## Work order
Pictures are to be omitted, and every entry below is to be restated exactly.

*** Opening Entries provided ***

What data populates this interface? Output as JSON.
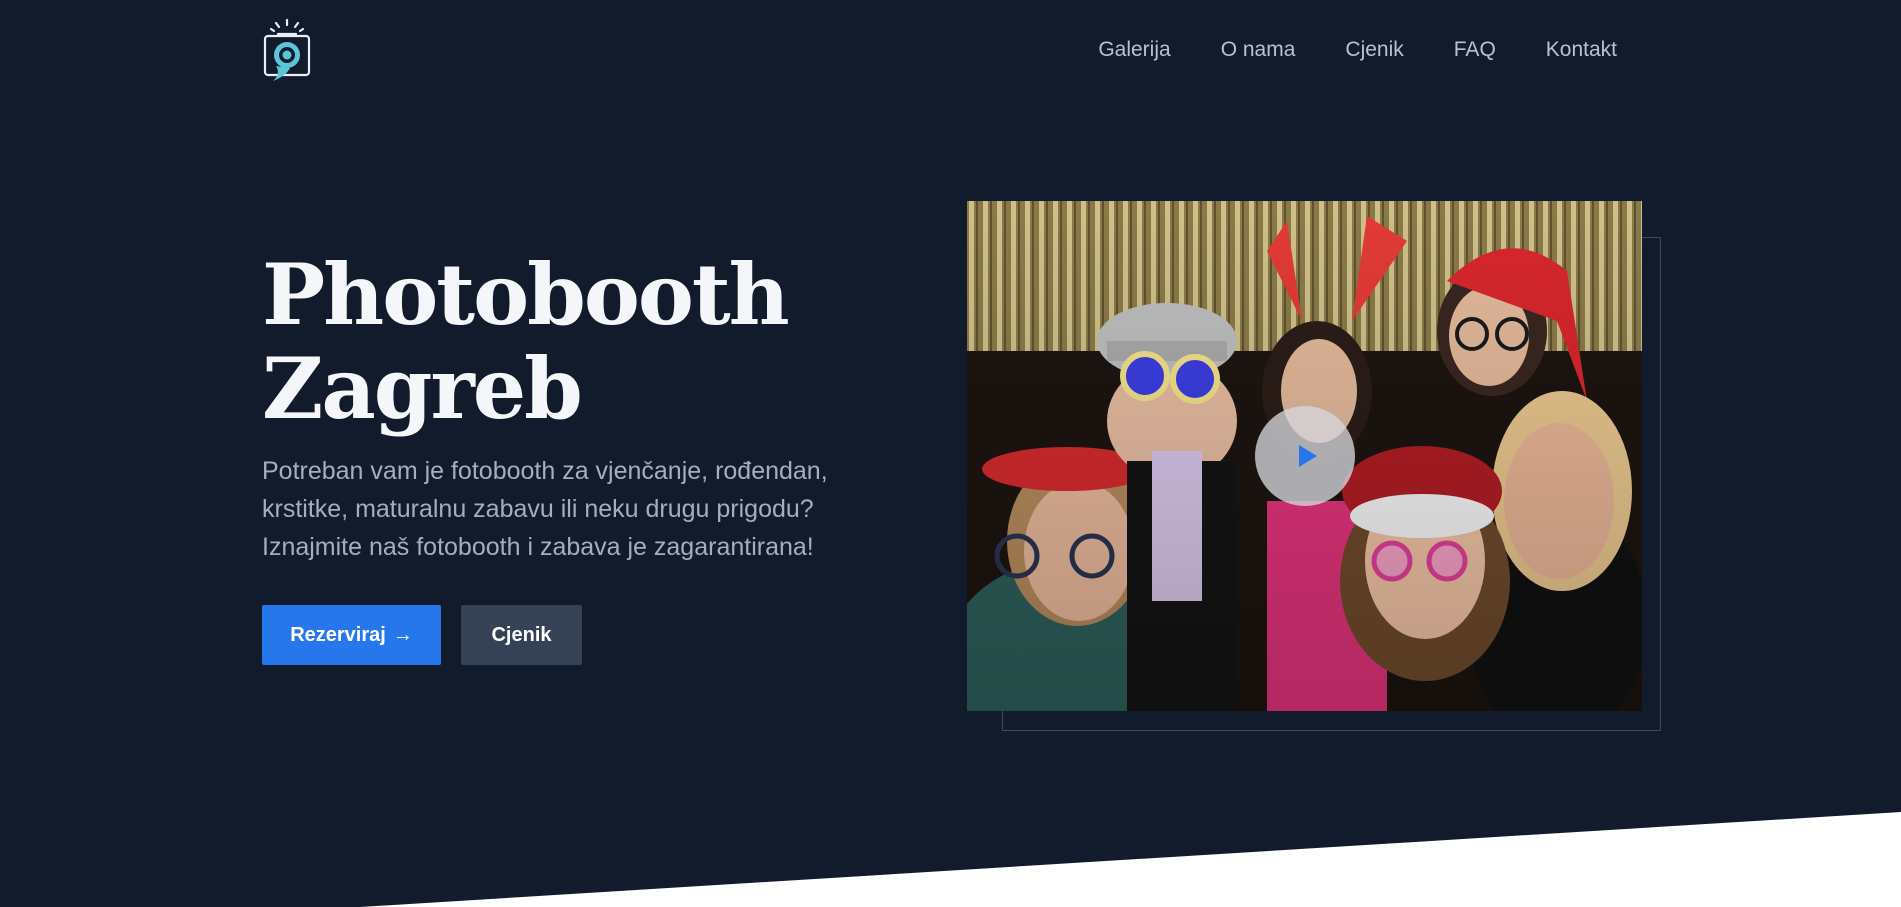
{
  "nav": {
    "items": [
      "Galerija",
      "O nama",
      "Cjenik",
      "FAQ",
      "Kontakt"
    ]
  },
  "hero": {
    "title_line1": "Photobooth",
    "title_line2": "Zagreb",
    "text": "Potreban vam je fotobooth za vjenčanje, rođendan, krstitke, maturalnu zabavu ili neku drugu prigodu? Iznajmite naš fotobooth i zabava je zagarantirana!",
    "btn_primary": "Rezerviraj",
    "btn_primary_arrow": "→",
    "btn_secondary": "Cjenik"
  },
  "icons": {
    "logo": "camera-pin-icon",
    "play": "play-icon"
  },
  "colors": {
    "background": "#111b2b",
    "primary": "#2676ec",
    "secondary": "#354154",
    "accent": "#5cc6d8"
  }
}
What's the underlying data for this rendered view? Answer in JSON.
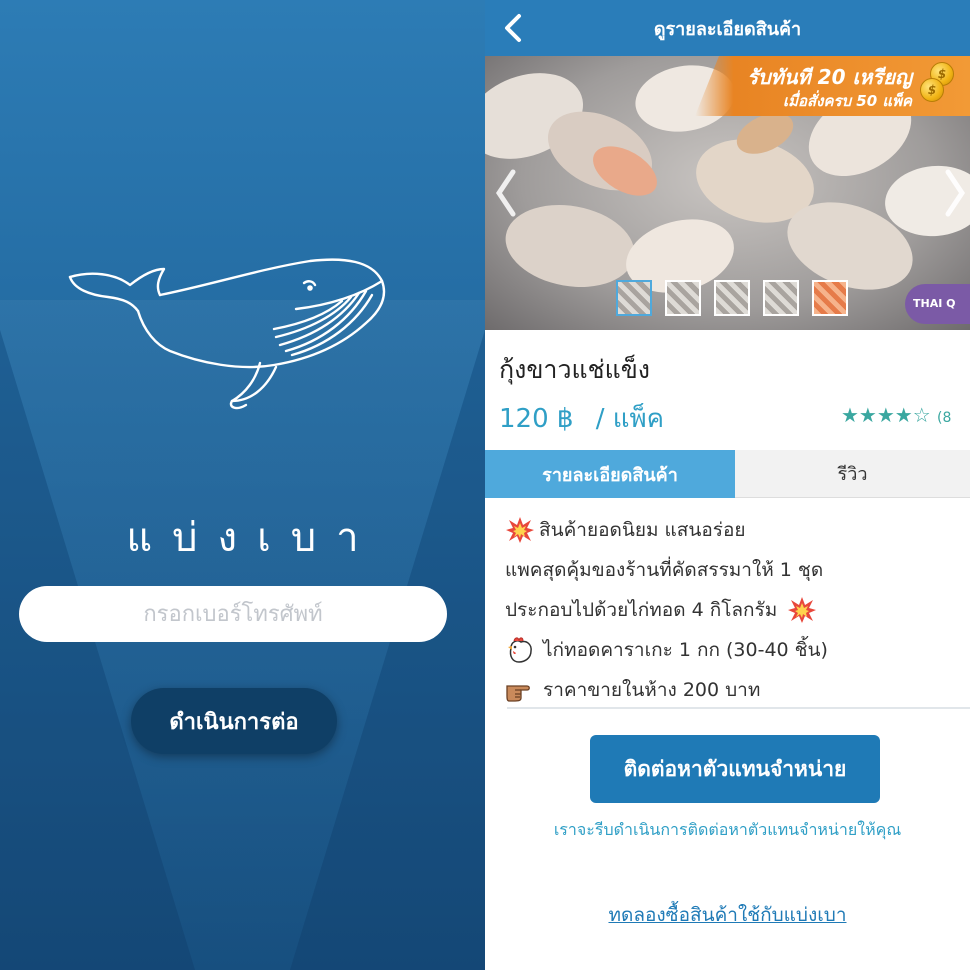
{
  "login": {
    "brand_name": "แบ่งเบา",
    "phone_placeholder": "กรอกเบอร์โทรศัพท์",
    "phone_value": "",
    "continue_label": "ดำเนินการต่อ",
    "colors": {
      "background": "#21679d",
      "button": "#0f3f66"
    }
  },
  "product_page": {
    "nav_title": "ดูรายละเอียดสินค้า",
    "back_icon": "chevron-left-icon",
    "promo": {
      "line1": "รับทันที 20 เหรียญ",
      "line2": "เมื่อสั่งครบ 50 แพ็ค",
      "coin_symbol": "$"
    },
    "carousel": {
      "thumbnail_count": 5,
      "active_index": 0,
      "badge": "THAI Q"
    },
    "product": {
      "name": "กุ้งขาวแช่แข็ง",
      "price": "120 ฿",
      "unit": "/ แพ็ค",
      "rating_stars": "★★★★☆",
      "rating_value": 4,
      "rating_count": "(8"
    },
    "tabs": [
      {
        "label": "รายละเอียดสินค้า",
        "active": true
      },
      {
        "label": "รีวิว",
        "active": false
      }
    ],
    "description": [
      {
        "icon": "explosion-icon",
        "text": "สินค้ายอดนิยม แสนอร่อย"
      },
      {
        "icon": "",
        "text": "แพคสุดคุ้มของร้านที่คัดสรรมาให้ 1 ชุด"
      },
      {
        "icon": "",
        "text": "ประกอบไปด้วยไก่ทอด 4 กิโลกรัม",
        "trailing_icon": "explosion-icon"
      },
      {
        "icon": "chicken-icon",
        "text": "ไก่ทอดคาราเกะ 1 กก (30-40 ชิ้น)"
      },
      {
        "icon": "pointing-hand-icon",
        "text": "ราคาขายในห้าง 200 บาท"
      }
    ],
    "contact_button": "ติดต่อหาตัวแทนจำหน่าย",
    "contact_note": "เราจะรีบดำเนินการติดต่อหาตัวแทนจำหน่ายให้คุณ",
    "trial_link": "ทดลองซื้อสินค้าใช้กับแบ่งเบา",
    "colors": {
      "nav": "#2a7db9",
      "accent": "#2f9fc6",
      "tab_active": "#4fa9dc",
      "star": "#3aa7a0",
      "promo": "#e88423"
    }
  }
}
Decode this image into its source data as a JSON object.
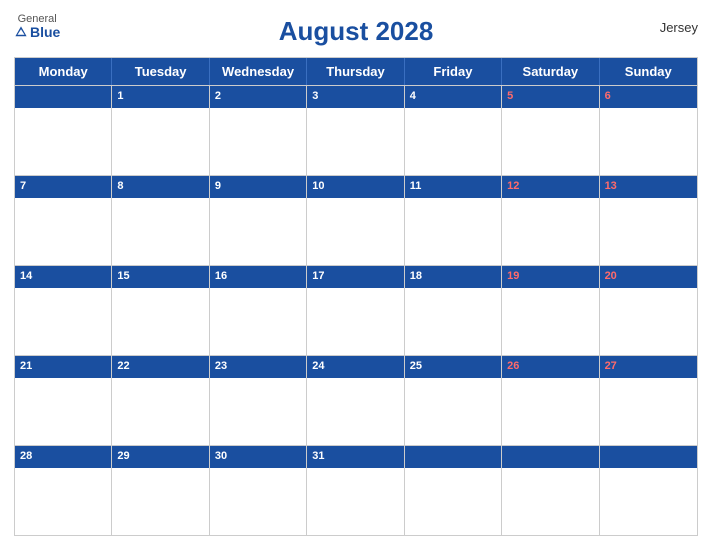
{
  "header": {
    "logo_general": "General",
    "logo_blue": "Blue",
    "title": "August 2028",
    "region": "Jersey"
  },
  "calendar": {
    "month": "August 2028",
    "days_of_week": [
      "Monday",
      "Tuesday",
      "Wednesday",
      "Thursday",
      "Friday",
      "Saturday",
      "Sunday"
    ],
    "weeks": [
      [
        {
          "day": "",
          "weekend": false
        },
        {
          "day": "1",
          "weekend": false
        },
        {
          "day": "2",
          "weekend": false
        },
        {
          "day": "3",
          "weekend": false
        },
        {
          "day": "4",
          "weekend": false
        },
        {
          "day": "5",
          "weekend": true
        },
        {
          "day": "6",
          "weekend": true
        }
      ],
      [
        {
          "day": "7",
          "weekend": false
        },
        {
          "day": "8",
          "weekend": false
        },
        {
          "day": "9",
          "weekend": false
        },
        {
          "day": "10",
          "weekend": false
        },
        {
          "day": "11",
          "weekend": false
        },
        {
          "day": "12",
          "weekend": true
        },
        {
          "day": "13",
          "weekend": true
        }
      ],
      [
        {
          "day": "14",
          "weekend": false
        },
        {
          "day": "15",
          "weekend": false
        },
        {
          "day": "16",
          "weekend": false
        },
        {
          "day": "17",
          "weekend": false
        },
        {
          "day": "18",
          "weekend": false
        },
        {
          "day": "19",
          "weekend": true
        },
        {
          "day": "20",
          "weekend": true
        }
      ],
      [
        {
          "day": "21",
          "weekend": false
        },
        {
          "day": "22",
          "weekend": false
        },
        {
          "day": "23",
          "weekend": false
        },
        {
          "day": "24",
          "weekend": false
        },
        {
          "day": "25",
          "weekend": false
        },
        {
          "day": "26",
          "weekend": true
        },
        {
          "day": "27",
          "weekend": true
        }
      ],
      [
        {
          "day": "28",
          "weekend": false
        },
        {
          "day": "29",
          "weekend": false
        },
        {
          "day": "30",
          "weekend": false
        },
        {
          "day": "31",
          "weekend": false
        },
        {
          "day": "",
          "weekend": false
        },
        {
          "day": "",
          "weekend": false
        },
        {
          "day": "",
          "weekend": false
        }
      ]
    ]
  }
}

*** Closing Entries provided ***

## Exercise solution
What data populates this interface? Output as JSON.
{
  "nav": {
    "items": [
      "Galerija",
      "O nama",
      "Cjenik",
      "FAQ",
      "Kontakt"
    ]
  },
  "hero": {
    "title_line1": "Photobooth",
    "title_line2": "Zagreb",
    "text": "Potreban vam je fotobooth za vjenčanje, rođendan, krstitke, maturalnu zabavu ili neku drugu prigodu? Iznajmite naš fotobooth i zabava je zagarantirana!",
    "btn_primary": "Rezerviraj",
    "btn_primary_arrow": "→",
    "btn_secondary": "Cjenik"
  },
  "icons": {
    "logo": "camera-pin-icon",
    "play": "play-icon"
  },
  "colors": {
    "background": "#111b2b",
    "primary": "#2676ec",
    "secondary": "#354154",
    "accent": "#5cc6d8"
  }
}
What's the underlying data for this rendered view? Answer in JSON.
{
  "login": {
    "brand_name": "แบ่งเบา",
    "phone_placeholder": "กรอกเบอร์โทรศัพท์",
    "phone_value": "",
    "continue_label": "ดำเนินการต่อ",
    "colors": {
      "background": "#21679d",
      "button": "#0f3f66"
    }
  },
  "product_page": {
    "nav_title": "ดูรายละเอียดสินค้า",
    "back_icon": "chevron-left-icon",
    "promo": {
      "line1": "รับทันที 20 เหรียญ",
      "line2": "เมื่อสั่งครบ 50 แพ็ค",
      "coin_symbol": "$"
    },
    "carousel": {
      "thumbnail_count": 5,
      "active_index": 0,
      "badge": "THAI Q"
    },
    "product": {
      "name": "กุ้งขาวแช่แข็ง",
      "price": "120 ฿",
      "unit": "/ แพ็ค",
      "rating_stars": "★★★★☆",
      "rating_value": 4,
      "rating_count": "(8"
    },
    "tabs": [
      {
        "label": "รายละเอียดสินค้า",
        "active": true
      },
      {
        "label": "รีวิว",
        "active": false
      }
    ],
    "description": [
      {
        "icon": "explosion-icon",
        "text": "สินค้ายอดนิยม แสนอร่อย"
      },
      {
        "icon": "",
        "text": "แพคสุดคุ้มของร้านที่คัดสรรมาให้ 1 ชุด"
      },
      {
        "icon": "",
        "text": "ประกอบไปด้วยไก่ทอด 4 กิโลกรัม",
        "trailing_icon": "explosion-icon"
      },
      {
        "icon": "chicken-icon",
        "text": "ไก่ทอดคาราเกะ 1 กก (30-40 ชิ้น)"
      },
      {
        "icon": "pointing-hand-icon",
        "text": "ราคาขายในห้าง 200 บาท"
      }
    ],
    "contact_button": "ติดต่อหาตัวแทนจำหน่าย",
    "contact_note": "เราจะรีบดำเนินการติดต่อหาตัวแทนจำหน่ายให้คุณ",
    "trial_link": "ทดลองซื้อสินค้าใช้กับแบ่งเบา",
    "colors": {
      "nav": "#2a7db9",
      "accent": "#2f9fc6",
      "tab_active": "#4fa9dc",
      "star": "#3aa7a0",
      "promo": "#e88423"
    }
  }
}
Decode this image into its source data as a JSON object.
{
  "header": {
    "logo_general": "General",
    "logo_blue": "Blue",
    "title": "August 2028",
    "region": "Jersey"
  },
  "calendar": {
    "month": "August 2028",
    "days_of_week": [
      "Monday",
      "Tuesday",
      "Wednesday",
      "Thursday",
      "Friday",
      "Saturday",
      "Sunday"
    ],
    "weeks": [
      [
        {
          "day": "",
          "weekend": false
        },
        {
          "day": "1",
          "weekend": false
        },
        {
          "day": "2",
          "weekend": false
        },
        {
          "day": "3",
          "weekend": false
        },
        {
          "day": "4",
          "weekend": false
        },
        {
          "day": "5",
          "weekend": true
        },
        {
          "day": "6",
          "weekend": true
        }
      ],
      [
        {
          "day": "7",
          "weekend": false
        },
        {
          "day": "8",
          "weekend": false
        },
        {
          "day": "9",
          "weekend": false
        },
        {
          "day": "10",
          "weekend": false
        },
        {
          "day": "11",
          "weekend": false
        },
        {
          "day": "12",
          "weekend": true
        },
        {
          "day": "13",
          "weekend": true
        }
      ],
      [
        {
          "day": "14",
          "weekend": false
        },
        {
          "day": "15",
          "weekend": false
        },
        {
          "day": "16",
          "weekend": false
        },
        {
          "day": "17",
          "weekend": false
        },
        {
          "day": "18",
          "weekend": false
        },
        {
          "day": "19",
          "weekend": true
        },
        {
          "day": "20",
          "weekend": true
        }
      ],
      [
        {
          "day": "21",
          "weekend": false
        },
        {
          "day": "22",
          "weekend": false
        },
        {
          "day": "23",
          "weekend": false
        },
        {
          "day": "24",
          "weekend": false
        },
        {
          "day": "25",
          "weekend": false
        },
        {
          "day": "26",
          "weekend": true
        },
        {
          "day": "27",
          "weekend": true
        }
      ],
      [
        {
          "day": "28",
          "weekend": false
        },
        {
          "day": "29",
          "weekend": false
        },
        {
          "day": "30",
          "weekend": false
        },
        {
          "day": "31",
          "weekend": false
        },
        {
          "day": "",
          "weekend": false
        },
        {
          "day": "",
          "weekend": false
        },
        {
          "day": "",
          "weekend": false
        }
      ]
    ]
  }
}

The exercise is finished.